> **Work item**
Retype the records word for word. Skip every image.

> **Data supplied**

*-*-*

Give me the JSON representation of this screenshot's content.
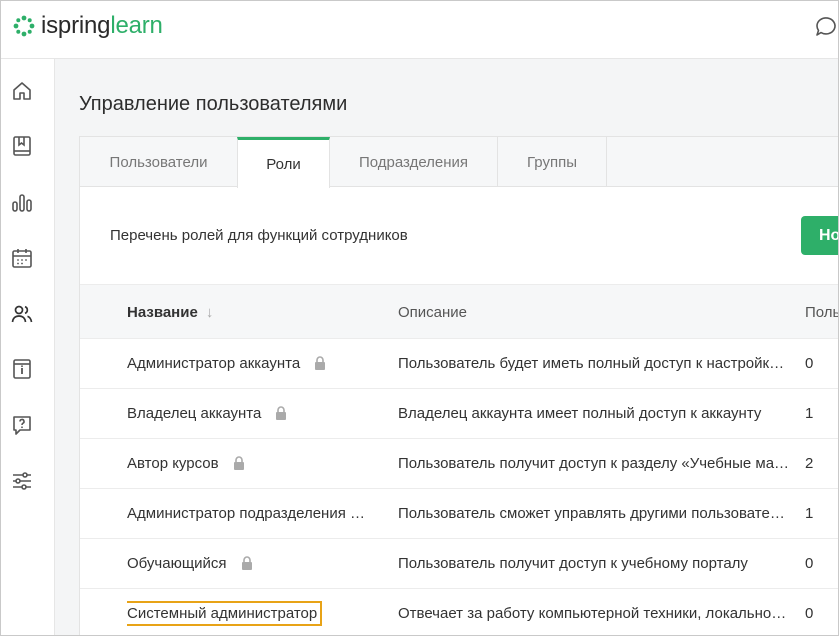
{
  "app": {
    "logo_word1": "ispring",
    "logo_word2": "learn",
    "brand_color": "#2eaf69"
  },
  "sidebar": {
    "items": [
      {
        "icon": "home-icon"
      },
      {
        "icon": "courses-book-icon"
      },
      {
        "icon": "reports-chart-icon"
      },
      {
        "icon": "calendar-icon"
      },
      {
        "icon": "users-icon"
      },
      {
        "icon": "info-icon"
      },
      {
        "icon": "help-icon"
      },
      {
        "icon": "settings-sliders-icon"
      }
    ]
  },
  "page": {
    "title": "Управление пользователями"
  },
  "tabs": [
    {
      "label": "Пользователи",
      "active": false
    },
    {
      "label": "Роли",
      "active": true
    },
    {
      "label": "Подразделения",
      "active": false
    },
    {
      "label": "Группы",
      "active": false
    }
  ],
  "roles": {
    "description": "Перечень ролей для функций сотрудников",
    "new_button_label": "Но"
  },
  "table": {
    "headers": {
      "name": "Название",
      "description": "Описание",
      "users": "Поль"
    },
    "rows": [
      {
        "name": "Администратор аккаунта",
        "locked": true,
        "description": "Пользователь будет иметь полный доступ к настройк…",
        "users": "0"
      },
      {
        "name": "Владелец аккаунта",
        "locked": true,
        "description": "Владелец аккаунта имеет полный доступ к аккаунту",
        "users": "1"
      },
      {
        "name": "Автор курсов",
        "locked": true,
        "description": "Пользователь получит доступ к разделу «Учебные ма…",
        "users": "2"
      },
      {
        "name": "Администратор подразделения …",
        "locked": false,
        "description": "Пользователь сможет управлять другими пользовате…",
        "users": "1"
      },
      {
        "name": "Обучающийся",
        "locked": true,
        "description": "Пользователь получит доступ к учебному порталу",
        "users": "0"
      },
      {
        "name": "Системный администратор",
        "locked": false,
        "highlighted": true,
        "description": "Отвечает за работу компьютерной техники, локально…",
        "users": "0"
      }
    ]
  }
}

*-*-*

> **Output for this task**
Give me the JSON representation of this screenshot's content.
{
  "app": {
    "logo_word1": "ispring",
    "logo_word2": "learn",
    "brand_color": "#2eaf69"
  },
  "sidebar": {
    "items": [
      {
        "icon": "home-icon"
      },
      {
        "icon": "courses-book-icon"
      },
      {
        "icon": "reports-chart-icon"
      },
      {
        "icon": "calendar-icon"
      },
      {
        "icon": "users-icon"
      },
      {
        "icon": "info-icon"
      },
      {
        "icon": "help-icon"
      },
      {
        "icon": "settings-sliders-icon"
      }
    ]
  },
  "page": {
    "title": "Управление пользователями"
  },
  "tabs": [
    {
      "label": "Пользователи",
      "active": false
    },
    {
      "label": "Роли",
      "active": true
    },
    {
      "label": "Подразделения",
      "active": false
    },
    {
      "label": "Группы",
      "active": false
    }
  ],
  "roles": {
    "description": "Перечень ролей для функций сотрудников",
    "new_button_label": "Но"
  },
  "table": {
    "headers": {
      "name": "Название",
      "description": "Описание",
      "users": "Поль"
    },
    "rows": [
      {
        "name": "Администратор аккаунта",
        "locked": true,
        "description": "Пользователь будет иметь полный доступ к настройк…",
        "users": "0"
      },
      {
        "name": "Владелец аккаунта",
        "locked": true,
        "description": "Владелец аккаунта имеет полный доступ к аккаунту",
        "users": "1"
      },
      {
        "name": "Автор курсов",
        "locked": true,
        "description": "Пользователь получит доступ к разделу «Учебные ма…",
        "users": "2"
      },
      {
        "name": "Администратор подразделения …",
        "locked": false,
        "description": "Пользователь сможет управлять другими пользовате…",
        "users": "1"
      },
      {
        "name": "Обучающийся",
        "locked": true,
        "description": "Пользователь получит доступ к учебному порталу",
        "users": "0"
      },
      {
        "name": "Системный администратор",
        "locked": false,
        "highlighted": true,
        "description": "Отвечает за работу компьютерной техники, локально…",
        "users": "0"
      }
    ]
  }
}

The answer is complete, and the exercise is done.